After months of planning, professional development and communicating with parents, teachers, and students, some schools have had to delay opening because of cyber-criminals. The list of school districts who are victim to ransomware and other malicious attacks is growing, and it’s important to review your district’s digital security, knowing that schools are a prime target for cyber-criminals. The review should include examining devices, networks, wireless networks and district protocols.
Laptops and desktops are often protected by endpoint security, keeping viruses, malware and other threats at bay. These protections can be kept optimal by ensuring the software is kept up to date through automated updates, usually managed by a district’s IT team. With many devices being used remotely, check to be certain the automated updates work remotely and do not require access to the district’s networkDistrict servers must also be kept up to date to maintain the security and privacy the students, teachers, and community expect. The risks are quite real, as underscored by this weekend’s emergency directive from the Cybersecurity and Infrastructure Security Agency (CISA) requiring state and local governments patch all “Windows Servers with the domain controller role” by September 21st. Equally important is the directive for servers with domain controllers that can’t be updated.
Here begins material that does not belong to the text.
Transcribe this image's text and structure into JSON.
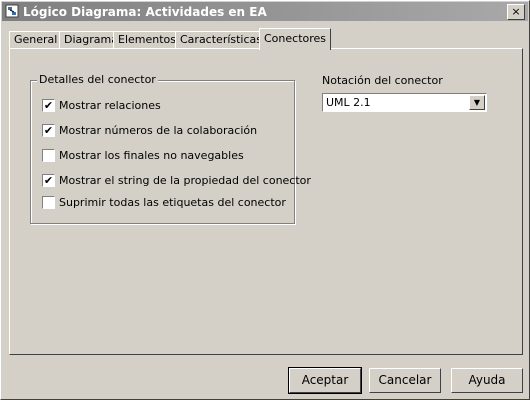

Specifically, the emergency directive mandates “if affected domain controllers cannot be updated, ensure they are removed from the network (https://cyber.dhs.gov/ed/20-04/).” Although the directive applies to departments and agencies which are part of the Executive Branch, the CISA, “strongly recommends state and local governments, the private sector, and others patch this critical vulnerability as soon as possible.”
Wireless network security settings should also be reviewed to ensure the proper settings are applied to for any of the various access scenarios a district may have. This is particularly important if the district embraces a Bring Your Own Device (BYOD) program. Similarly, guest access and the permissions for all other access should be updated to meet the needs of the current school year. There should be documentation maintained for all settings.
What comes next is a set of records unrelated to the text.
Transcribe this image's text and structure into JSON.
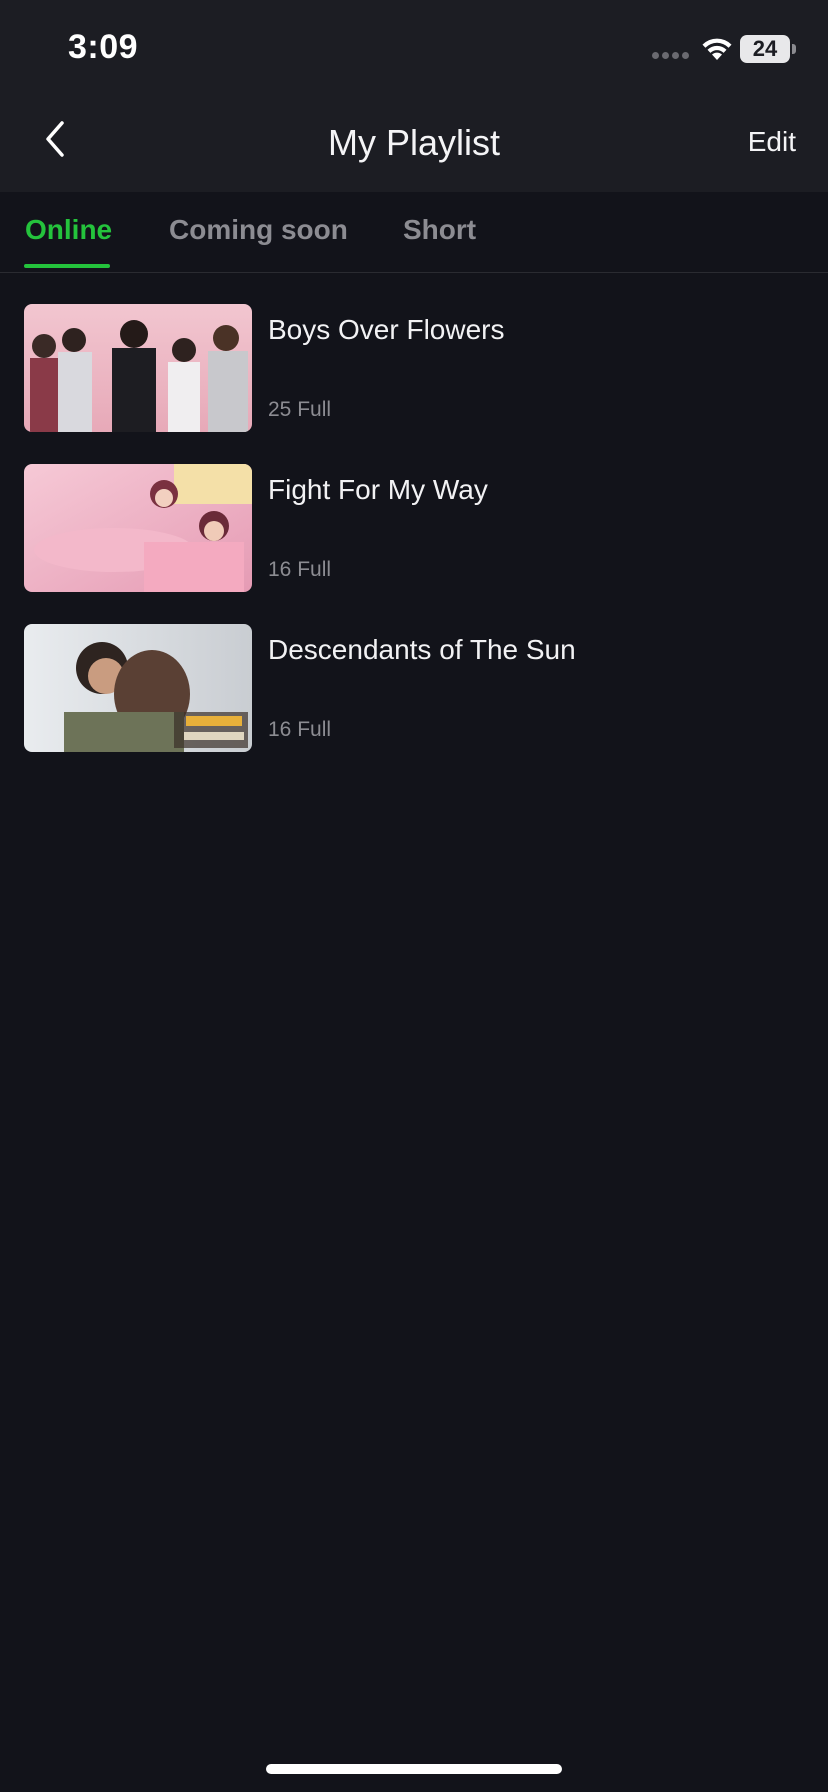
{
  "status_bar": {
    "time": "3:09",
    "battery": "24"
  },
  "header": {
    "back_icon": "chevron-left-icon",
    "title": "My Playlist",
    "edit_label": "Edit"
  },
  "tabs": [
    {
      "label": "Online",
      "active": true
    },
    {
      "label": "Coming soon",
      "active": false
    },
    {
      "label": "Short",
      "active": false
    }
  ],
  "playlist": [
    {
      "title": "Boys Over Flowers",
      "episodes": "25 Full"
    },
    {
      "title": "Fight For My Way",
      "episodes": "16 Full"
    },
    {
      "title": "Descendants of The Sun",
      "episodes": "16 Full"
    }
  ],
  "colors": {
    "accent": "#24c33c",
    "background": "#12131a",
    "header_background": "#1c1d23"
  }
}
Finally, after having reviewed endpoint security, updating any outdated servers, and reviewing wireless network access, it’s wise to review district protocols. Are there employees who have remote access or VPN credentials to access the network remotely? Do all who had such access last year continue to have a need for it this year? Is such access logged? Other protocols to consider include reviewing active accounts and access permissions and confirming accounts for staff who have left the district have been disabled.
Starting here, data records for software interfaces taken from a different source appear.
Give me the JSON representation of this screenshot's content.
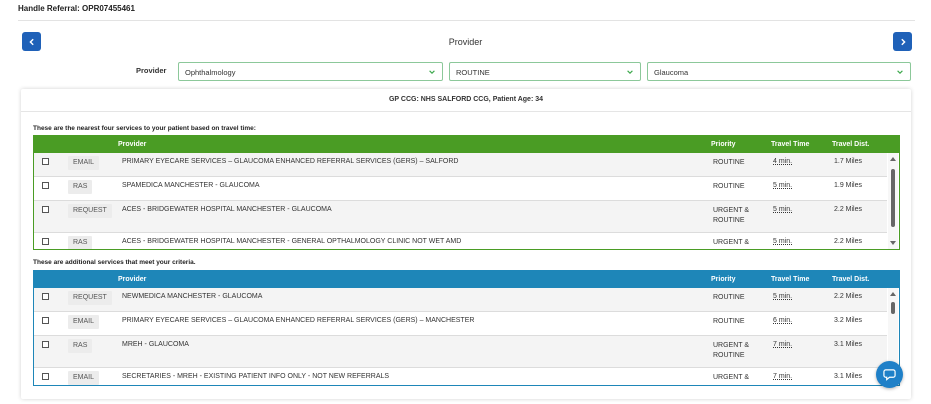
{
  "header": {
    "title": "Handle Referral: OPR07455461"
  },
  "nav": {
    "prev_icon": "chevron-left-icon",
    "next_icon": "chevron-right-icon"
  },
  "section_heading": "Provider",
  "filters": {
    "label": "Provider",
    "specialty": "Ophthalmology",
    "priority": "ROUTINE",
    "condition": "Glaucoma"
  },
  "patient_info": "GP CCG: NHS SALFORD CCG, Patient Age: 34",
  "nearest": {
    "caption": "These are the nearest four services to your patient based on travel time:",
    "columns": {
      "provider": "Provider",
      "priority": "Priority",
      "travel_time": "Travel Time",
      "travel_dist": "Travel Dist."
    },
    "rows": [
      {
        "type": "EMAIL",
        "provider": "PRIMARY EYECARE SERVICES – GLAUCOMA ENHANCED REFERRAL SERVICES (GERS) – SALFORD",
        "priority": "ROUTINE",
        "time": "4 min.",
        "dist": "1.7 Miles"
      },
      {
        "type": "RAS",
        "provider": "SPAMEDICA MANCHESTER - GLAUCOMA",
        "priority": "ROUTINE",
        "time": "5 min.",
        "dist": "1.9 Miles"
      },
      {
        "type": "REQUEST",
        "provider": "ACES - BRIDGEWATER HOSPITAL MANCHESTER - GLAUCOMA",
        "priority": "URGENT & ROUTINE",
        "time": "5 min.",
        "dist": "2.2 Miles"
      },
      {
        "type": "RAS",
        "provider": "ACES - BRIDGEWATER HOSPITAL MANCHESTER - GENERAL OPTHALMOLOGY CLINIC NOT WET AMD",
        "priority": "URGENT &",
        "time": "5 min.",
        "dist": "2.2 Miles"
      }
    ]
  },
  "additional": {
    "caption": "These are additional services that meet your criteria.",
    "columns": {
      "provider": "Provider",
      "priority": "Priority",
      "travel_time": "Travel Time",
      "travel_dist": "Travel Dist."
    },
    "rows": [
      {
        "type": "REQUEST",
        "provider": "NEWMEDICA MANCHESTER - GLAUCOMA",
        "priority": "ROUTINE",
        "time": "5 min.",
        "dist": "2.2 Miles"
      },
      {
        "type": "EMAIL",
        "provider": "PRIMARY EYECARE SERVICES – GLAUCOMA ENHANCED REFERRAL SERVICES (GERS) – MANCHESTER",
        "priority": "ROUTINE",
        "time": "6 min.",
        "dist": "3.2 Miles"
      },
      {
        "type": "RAS",
        "provider": "MREH - GLAUCOMA",
        "priority": "URGENT & ROUTINE",
        "time": "7 min.",
        "dist": "3.1 Miles"
      },
      {
        "type": "EMAIL",
        "provider": "SECRETARIES - MREH - EXISTING PATIENT INFO ONLY - NOT NEW REFERRALS",
        "priority": "URGENT &",
        "time": "7 min.",
        "dist": "3.1 Miles"
      }
    ]
  },
  "colors": {
    "nav_blue": "#1f61b8",
    "nearest_green": "#4a9c24",
    "additional_blue": "#1e86b8",
    "help_blue": "#1f80c8"
  },
  "help": {
    "icon": "chat-bubble-icon"
  }
}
Staying on top of these basic security measures may have competing priorities as students and teachers require “just in time” support for remote learning. Anticipate such needs and carve out the necessary time to ensure the safeguards are in place.
Engaging users as partners is vitally important, providing ongoing training around secure passwords, phishing threats, and other risks. Though not the focus of this article, resources can be found at the KnowBe4 website.
Originally posted at https://krouskoff.com/articles on September 21, 2020.